Gendered messages in advertisement
Gender stereotypes are heavily influenced by advertisements. Take detergent commercials, for example. We frequently see women cleaning clothing in these commercials. In food advertising, we see women preparing the table for breakfast, and in diaper ads, we see women caring for the infant. This frequent image of women on television does not emphasize or foster parental partnership in the house. Rather, it perpetuates the stereotype that these are entirely female-dominated pursuits. When such issues are brought up, many individuals say that this is the standard in society, and that advertising is only reflecting society. However, the media is more than just a reflection. It is a tool or agent for change, and it has the potential to be a positive influence.
This portrayal of women feeds preconceptions and further cements them in people’s minds, making them the only reality they will ever know or accept. In my perspective, stereotypes shape our perceptions of things, and as such, should we continue to project non-progressive realities because certain things are our realities and are influenced by stereotypes? If stereotypes must be unlearned and redefined, I believe stereotypes must evolve, and the media must portray these issues in a new light. These commercials are seen by younger people who are easily persuaded and, as a result, grow into adults with thought processes that follow a stereotypical pattern. Instead, we should reframe a woman’s image, particularly in advertising. The media should produce advertisements that depict men and women as individuals rather than stereotypes. Because, in reality, both men and women prepare meals. Both men and women wash their hands. Child care should involve both men and women. As a result, our advertisements should not just reflect what consumers believe is going on. Rather, it should demonstrate what is true and what should occur.
These prejudices function as a barrier between the sexes and are unnecessary. As a neutral person, this may have an impact on how you interact with people of other genders. And you could question if there’s something wrong with someone who doesn’t fit these gender roles as advertised in advertising. Some of these binary divisions are not needed.
The media has a lot of room for improvement. They could communicate the proper messages that don’t promote stereotypes by producing campaigns that highlight people’s individuality.
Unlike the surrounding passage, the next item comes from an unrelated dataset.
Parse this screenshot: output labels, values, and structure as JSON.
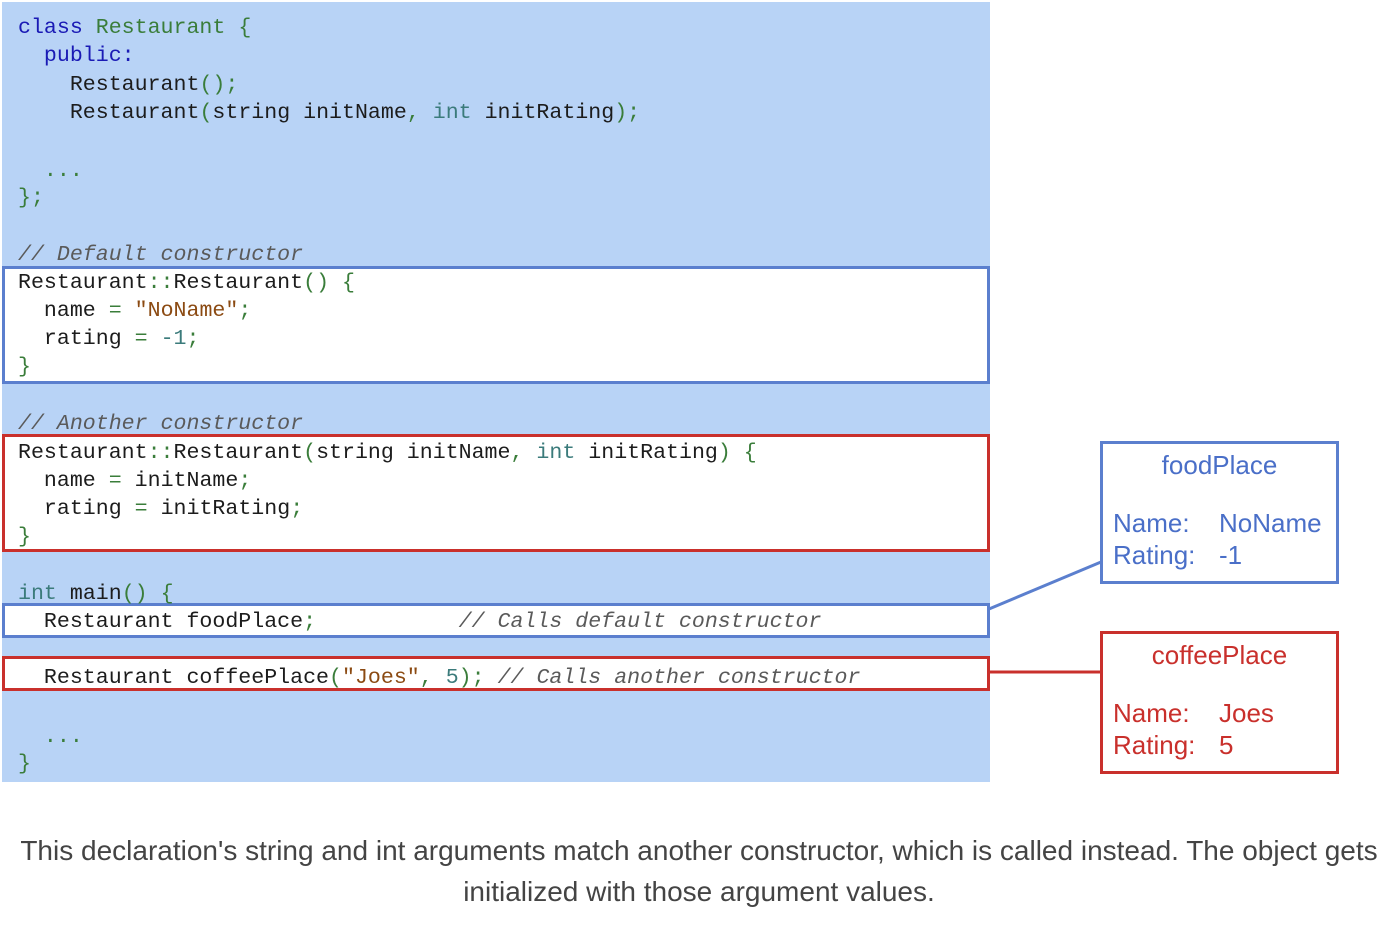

In this way, we can attain a world where men and women are treated equally.
There are also gendered messages that influence men, which will be the subject of a follow-up article.